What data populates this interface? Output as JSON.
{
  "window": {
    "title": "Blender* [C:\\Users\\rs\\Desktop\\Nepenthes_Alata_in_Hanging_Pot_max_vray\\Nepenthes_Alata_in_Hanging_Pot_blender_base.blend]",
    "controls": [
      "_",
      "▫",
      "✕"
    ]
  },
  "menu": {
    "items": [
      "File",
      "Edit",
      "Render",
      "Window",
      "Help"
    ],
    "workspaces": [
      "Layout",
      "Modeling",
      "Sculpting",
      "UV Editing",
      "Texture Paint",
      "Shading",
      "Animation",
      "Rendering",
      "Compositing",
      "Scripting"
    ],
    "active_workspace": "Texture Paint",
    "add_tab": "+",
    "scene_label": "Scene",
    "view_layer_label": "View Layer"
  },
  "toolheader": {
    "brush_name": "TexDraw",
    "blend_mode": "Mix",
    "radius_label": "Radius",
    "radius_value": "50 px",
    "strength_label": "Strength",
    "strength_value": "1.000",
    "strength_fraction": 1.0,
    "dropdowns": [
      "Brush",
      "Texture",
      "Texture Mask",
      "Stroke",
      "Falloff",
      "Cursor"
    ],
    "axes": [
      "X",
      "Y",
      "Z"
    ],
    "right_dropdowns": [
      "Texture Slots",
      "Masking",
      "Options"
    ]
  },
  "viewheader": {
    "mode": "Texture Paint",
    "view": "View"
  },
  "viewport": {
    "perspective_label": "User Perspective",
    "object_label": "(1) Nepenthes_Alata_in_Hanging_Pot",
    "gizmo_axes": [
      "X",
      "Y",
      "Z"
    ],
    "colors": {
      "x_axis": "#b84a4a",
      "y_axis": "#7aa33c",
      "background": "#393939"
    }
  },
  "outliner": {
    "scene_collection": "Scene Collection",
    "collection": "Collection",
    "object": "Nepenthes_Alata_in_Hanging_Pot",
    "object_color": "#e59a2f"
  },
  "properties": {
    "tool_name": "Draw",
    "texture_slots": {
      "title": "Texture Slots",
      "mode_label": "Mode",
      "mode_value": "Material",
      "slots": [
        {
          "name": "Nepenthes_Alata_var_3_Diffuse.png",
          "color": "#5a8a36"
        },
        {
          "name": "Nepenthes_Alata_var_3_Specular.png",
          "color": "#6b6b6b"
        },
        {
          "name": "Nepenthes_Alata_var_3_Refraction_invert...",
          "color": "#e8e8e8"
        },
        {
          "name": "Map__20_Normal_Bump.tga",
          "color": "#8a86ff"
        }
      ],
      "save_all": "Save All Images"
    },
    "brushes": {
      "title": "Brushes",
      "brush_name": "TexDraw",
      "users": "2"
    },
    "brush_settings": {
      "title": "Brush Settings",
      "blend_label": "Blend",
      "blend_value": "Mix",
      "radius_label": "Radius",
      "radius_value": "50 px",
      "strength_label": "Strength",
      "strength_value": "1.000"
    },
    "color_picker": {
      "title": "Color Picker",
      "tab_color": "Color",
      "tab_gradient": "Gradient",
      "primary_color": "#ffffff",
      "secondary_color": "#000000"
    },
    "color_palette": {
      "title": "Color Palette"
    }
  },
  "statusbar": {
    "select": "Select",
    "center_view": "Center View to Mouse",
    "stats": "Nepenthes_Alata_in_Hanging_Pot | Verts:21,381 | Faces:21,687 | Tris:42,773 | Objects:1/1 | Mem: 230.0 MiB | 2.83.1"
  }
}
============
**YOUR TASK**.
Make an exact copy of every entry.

**EXERCISE RESULT**.
What data populates this interface? Output as JSON.
{
  "window": {
    "title": "Blender* [C:\\Users\\rs\\Desktop\\Nepenthes_Alata_in_Hanging_Pot_max_vray\\Nepenthes_Alata_in_Hanging_Pot_blender_base.blend]",
    "controls": [
      "_",
      "▫",
      "✕"
    ]
  },
  "menu": {
    "items": [
      "File",
      "Edit",
      "Render",
      "Window",
      "Help"
    ],
    "workspaces": [
      "Layout",
      "Modeling",
      "Sculpting",
      "UV Editing",
      "Texture Paint",
      "Shading",
      "Animation",
      "Rendering",
      "Compositing",
      "Scripting"
    ],
    "active_workspace": "Texture Paint",
    "add_tab": "+",
    "scene_label": "Scene",
    "view_layer_label": "View Layer"
  },
  "toolheader": {
    "brush_name": "TexDraw",
    "blend_mode": "Mix",
    "radius_label": "Radius",
    "radius_value": "50 px",
    "strength_label": "Strength",
    "strength_value": "1.000",
    "strength_fraction": 1.0,
    "dropdowns": [
      "Brush",
      "Texture",
      "Texture Mask",
      "Stroke",
      "Falloff",
      "Cursor"
    ],
    "axes": [
      "X",
      "Y",
      "Z"
    ],
    "right_dropdowns": [
      "Texture Slots",
      "Masking",
      "Options"
    ]
  },
  "viewheader": {
    "mode": "Texture Paint",
    "view": "View"
  },
  "viewport": {
    "perspective_label": "User Perspective",
    "object_label": "(1) Nepenthes_Alata_in_Hanging_Pot",
    "gizmo_axes": [
      "X",
      "Y",
      "Z"
    ],
    "colors": {
      "x_axis": "#b84a4a",
      "y_axis": "#7aa33c",
      "background": "#393939"
    }
  },
  "outliner": {
    "scene_collection": "Scene Collection",
    "collection": "Collection",
    "object": "Nepenthes_Alata_in_Hanging_Pot",
    "object_color": "#e59a2f"
  },
  "properties": {
    "tool_name": "Draw",
    "texture_slots": {
      "title": "Texture Slots",
      "mode_label": "Mode",
      "mode_value": "Material",
      "slots": [
        {
          "name": "Nepenthes_Alata_var_3_Diffuse.png",
          "color": "#5a8a36"
        },
        {
          "name": "Nepenthes_Alata_var_3_Specular.png",
          "color": "#6b6b6b"
        },
        {
          "name": "Nepenthes_Alata_var_3_Refraction_invert...",
          "color": "#e8e8e8"
        },
        {
          "name": "Map__20_Normal_Bump.tga",
          "color": "#8a86ff"
        }
      ],
      "save_all": "Save All Images"
    },
    "brushes": {
      "title": "Brushes",
      "brush_name": "TexDraw",
      "users": "2"
    },
    "brush_settings": {
      "title": "Brush Settings",
      "blend_label": "Blend",
      "blend_value": "Mix",
      "radius_label": "Radius",
      "radius_value": "50 px",
      "strength_label": "Strength",
      "strength_value": "1.000"
    },
    "color_picker": {
      "title": "Color Picker",
      "tab_color": "Color",
      "tab_gradient": "Gradient",
      "primary_color": "#ffffff",
      "secondary_color": "#000000"
    },
    "color_palette": {
      "title": "Color Palette"
    }
  },
  "statusbar": {
    "select": "Select",
    "center_view": "Center View to Mouse",
    "stats": "Nepenthes_Alata_in_Hanging_Pot | Verts:21,381 | Faces:21,687 | Tris:42,773 | Objects:1/1 | Mem: 230.0 MiB | 2.83.1"
  }
}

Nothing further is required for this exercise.